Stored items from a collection
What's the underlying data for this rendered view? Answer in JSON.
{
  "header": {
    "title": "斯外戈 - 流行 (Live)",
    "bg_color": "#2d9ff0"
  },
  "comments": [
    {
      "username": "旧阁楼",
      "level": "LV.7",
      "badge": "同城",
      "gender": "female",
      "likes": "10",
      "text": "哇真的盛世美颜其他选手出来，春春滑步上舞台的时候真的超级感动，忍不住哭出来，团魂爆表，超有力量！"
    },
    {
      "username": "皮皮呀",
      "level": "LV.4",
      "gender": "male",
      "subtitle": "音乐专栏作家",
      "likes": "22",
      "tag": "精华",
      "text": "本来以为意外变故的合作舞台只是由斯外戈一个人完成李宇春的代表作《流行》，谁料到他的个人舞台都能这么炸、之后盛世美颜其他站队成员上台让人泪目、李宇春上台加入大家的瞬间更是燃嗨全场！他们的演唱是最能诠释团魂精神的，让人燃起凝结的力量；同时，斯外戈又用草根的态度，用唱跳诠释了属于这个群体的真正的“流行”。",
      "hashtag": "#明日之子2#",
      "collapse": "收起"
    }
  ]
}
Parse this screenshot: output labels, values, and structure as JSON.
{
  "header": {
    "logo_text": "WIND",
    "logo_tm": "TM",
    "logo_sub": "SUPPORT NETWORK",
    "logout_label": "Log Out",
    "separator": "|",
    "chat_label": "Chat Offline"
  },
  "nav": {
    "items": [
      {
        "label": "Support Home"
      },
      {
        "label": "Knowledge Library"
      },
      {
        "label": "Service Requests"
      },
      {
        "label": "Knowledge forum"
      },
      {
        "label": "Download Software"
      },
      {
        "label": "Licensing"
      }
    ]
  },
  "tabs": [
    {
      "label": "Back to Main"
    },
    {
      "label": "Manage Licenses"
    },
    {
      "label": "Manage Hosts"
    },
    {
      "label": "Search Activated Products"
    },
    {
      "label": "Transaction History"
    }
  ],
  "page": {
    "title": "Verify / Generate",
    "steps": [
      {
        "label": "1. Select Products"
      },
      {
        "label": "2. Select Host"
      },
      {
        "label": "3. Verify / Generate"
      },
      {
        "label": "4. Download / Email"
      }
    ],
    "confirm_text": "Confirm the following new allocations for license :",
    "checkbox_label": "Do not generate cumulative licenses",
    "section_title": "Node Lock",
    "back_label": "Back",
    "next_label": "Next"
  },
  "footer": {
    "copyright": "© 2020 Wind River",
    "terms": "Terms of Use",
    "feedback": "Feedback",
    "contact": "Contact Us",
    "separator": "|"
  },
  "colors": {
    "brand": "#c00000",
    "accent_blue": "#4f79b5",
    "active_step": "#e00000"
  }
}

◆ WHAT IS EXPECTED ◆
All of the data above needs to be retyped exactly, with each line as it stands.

◆ ANSWER AREA ◆
What's the underlying data for this rendered view? Answer in JSON.
{
  "header": {
    "title": "斯外戈 - 流行 (Live)",
    "bg_color": "#2d9ff0"
  },
  "comments": [
    {
      "username": "旧阁楼",
      "level": "LV.7",
      "badge": "同城",
      "gender": "female",
      "likes": "10",
      "text": "哇真的盛世美颜其他选手出来，春春滑步上舞台的时候真的超级感动，忍不住哭出来，团魂爆表，超有力量！"
    },
    {
      "username": "皮皮呀",
      "level": "LV.4",
      "gender": "male",
      "subtitle": "音乐专栏作家",
      "likes": "22",
      "tag": "精华",
      "text": "本来以为意外变故的合作舞台只是由斯外戈一个人完成李宇春的代表作《流行》，谁料到他的个人舞台都能这么炸、之后盛世美颜其他站队成员上台让人泪目、李宇春上台加入大家的瞬间更是燃嗨全场！他们的演唱是最能诠释团魂精神的，让人燃起凝结的力量；同时，斯外戈又用草根的态度，用唱跳诠释了属于这个群体的真正的“流行”。",
      "hashtag": "#明日之子2#",
      "collapse": "收起"
    }
  ]
}
Parse this screenshot: output labels, values, and structure as JSON.
{
  "header": {
    "logo_text": "WIND",
    "logo_tm": "TM",
    "logo_sub": "SUPPORT NETWORK",
    "logout_label": "Log Out",
    "separator": "|",
    "chat_label": "Chat Offline"
  },
  "nav": {
    "items": [
      {
        "label": "Support Home"
      },
      {
        "label": "Knowledge Library"
      },
      {
        "label": "Service Requests"
      },
      {
        "label": "Knowledge forum"
      },
      {
        "label": "Download Software"
      },
      {
        "label": "Licensing"
      }
    ]
  },
  "tabs": [
    {
      "label": "Back to Main"
    },
    {
      "label": "Manage Licenses"
    },
    {
      "label": "Manage Hosts"
    },
    {
      "label": "Search Activated Products"
    },
    {
      "label": "Transaction History"
    }
  ],
  "page": {
    "title": "Verify / Generate",
    "steps": [
      {
        "label": "1. Select Products"
      },
      {
        "label": "2. Select Host"
      },
      {
        "label": "3. Verify / Generate"
      },
      {
        "label": "4. Download / Email"
      }
    ],
    "confirm_text": "Confirm the following new allocations for license :",
    "checkbox_label": "Do not generate cumulative licenses",
    "section_title": "Node Lock",
    "back_label": "Back",
    "next_label": "Next"
  },
  "footer": {
    "copyright": "© 2020 Wind River",
    "terms": "Terms of Use",
    "feedback": "Feedback",
    "contact": "Contact Us",
    "separator": "|"
  },
  "colors": {
    "brand": "#c00000",
    "accent_blue": "#4f79b5",
    "active_step": "#e00000"
  }
}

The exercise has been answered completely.